This week we tackle a topic close to my heart, the refugee crisis, specifically, refugees in France. While the situation in the Languedoc is a far cry from some of the “hotspots” in Greece and Turkey, there are an increasing number of war refugees in the area. Contrary to popular belief that all refugees are young men, the majority of local asylum seekers are in fact families, many with young children. I wrote this article shortly after visiting a Syrian family living in Béziers for the first time. Despite the vast differences in our life histories, I was struck by the similarities in our experiences of settling into the region.
The Tiny Details: Connected by all we have in common
Sometimes it’s the smallest details that help us feel connected to the refugees arriving in France. Recognizing our common humanity is easier when we notice all that we share — a love for making hummus, watching football, or fancy footwear. These everyday things make us realize that it’s just a bit of luck that we aren’t in their shoes.
The kids. That’s my connection. Several of the families I have met have had a girl exactly my daughter’s age, a boy exactly my son’s age.

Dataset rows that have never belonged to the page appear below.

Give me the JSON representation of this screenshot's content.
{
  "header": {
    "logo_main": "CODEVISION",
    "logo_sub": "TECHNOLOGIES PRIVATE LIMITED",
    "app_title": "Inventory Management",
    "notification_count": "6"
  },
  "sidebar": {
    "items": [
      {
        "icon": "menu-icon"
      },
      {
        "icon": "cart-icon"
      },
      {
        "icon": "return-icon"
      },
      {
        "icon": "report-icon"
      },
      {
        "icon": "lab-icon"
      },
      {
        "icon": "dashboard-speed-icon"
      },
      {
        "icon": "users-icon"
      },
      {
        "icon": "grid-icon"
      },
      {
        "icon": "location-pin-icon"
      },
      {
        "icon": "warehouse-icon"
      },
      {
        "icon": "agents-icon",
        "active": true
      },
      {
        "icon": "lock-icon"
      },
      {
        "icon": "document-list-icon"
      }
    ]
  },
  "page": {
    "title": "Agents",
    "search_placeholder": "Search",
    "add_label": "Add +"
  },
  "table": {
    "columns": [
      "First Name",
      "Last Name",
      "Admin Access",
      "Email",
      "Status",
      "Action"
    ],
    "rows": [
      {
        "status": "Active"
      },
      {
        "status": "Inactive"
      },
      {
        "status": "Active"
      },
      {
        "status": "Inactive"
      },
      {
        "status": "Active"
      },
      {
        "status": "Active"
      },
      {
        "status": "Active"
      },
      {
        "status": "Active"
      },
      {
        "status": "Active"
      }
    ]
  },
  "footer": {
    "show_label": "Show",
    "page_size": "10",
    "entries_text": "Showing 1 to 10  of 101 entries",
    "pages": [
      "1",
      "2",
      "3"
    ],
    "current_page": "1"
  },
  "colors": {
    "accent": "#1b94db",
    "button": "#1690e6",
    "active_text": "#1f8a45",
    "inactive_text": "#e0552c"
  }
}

Last week I saw a request for children’s DVDs in French for a Syrian family who had recently arrived in the area. A friend gave me a box of videos her daughter no longer watched and my kids, husband, and I piled into the car Saturday afternoon to central Béziers. We walked into the temporary housing for asylum seekers and introduced ourselves to the mother, father, and their four children who sat around the table finishing up lunch.
Sure enough, the Syrian little girl and my daughter stared at each other shyly as their little brothers ran downstairs to play soccer. The older three children were finally starting school this week. The two younger ones had never been to school and the older girl hadn’t been in a few years.
As I listened to the parents ask about the kind of backpacks kids used here and whether we thought they should put their kids in the cantine or bring them home for lunch, our connection ratcheted up a few million notches.
Starting school in France
Just a few years ago I was putting my own kids into the French school system for the first time. I was trying to wrap my own head around this idea of a two hour lunch. My kids didn’t speak a word of French back then and I wasn’t much ahead of them. The Syrian dad wanted to know how long it took them to feel confident with the language and we all smiled as my son started reciting his most recent poésie.
I can’t stop thinking about how much we have in common with what this refugee family is experiencing, yet how many worlds apart we are.
I’ve heard bits and pieces of this family’s story. It’s heart-wrenching, like you’d expect, and not for me to get into here. Here, I’d just like to think about what we share in common. Yes, we both moved to France for very different reasons. Yes, my husband and I can leave at any point and being here is a choice. But at the end of the day, we are parents, trying to do the best for our kids, nervous about how to communicate with the teacher and wading through French paperwork.
Smartphones and First Steps
Shortly before we arrived on Saturday, the baby of the family had just walked for the very first time. She didn’t want to perform for us, and just wobbled back and forth as her parents encouraged her to try again. So the dad did what I’ve done many a time. He whipped out his phone, and the nine of us gathered around, watching the small screen as the little girl stood uncertainly. She stood clapping to the music and slowly she took those first unsteady steps. We all cheered, and watched it again and again.
I thought about all the people who say “If they’re refugees, why do they have smartphones?” If they could sit in that room with us, watching a video many of us have made in our own homes, of our own baby’s first steps, perhaps they’d understand. Their smartphones make them more like you and me.
If I were to flee my home, if my family was at risk, I know my phone is one of the first things I’d throw in my bag.
Just like us, refugees want to be connected so they can stay in touch with loved ones, use maps to find their way, and yes, to record their baby’s first steps. These babies that have survived under the most extraordinary conditions. These babies that I can only hope are allowed to stay here, to take more steps, to flourish, and to contribute to our society.
Natasha Freidus was Renestance’s first blog editor and web content advisor. She is a consultant and trainer specialising in multimedia storytelling. You can learn more about her work at her website, Creative Narrations. Natasha moved to Roujan from Seattle in early 2013 with her husband and two children.
All articles by: Natasha Freidus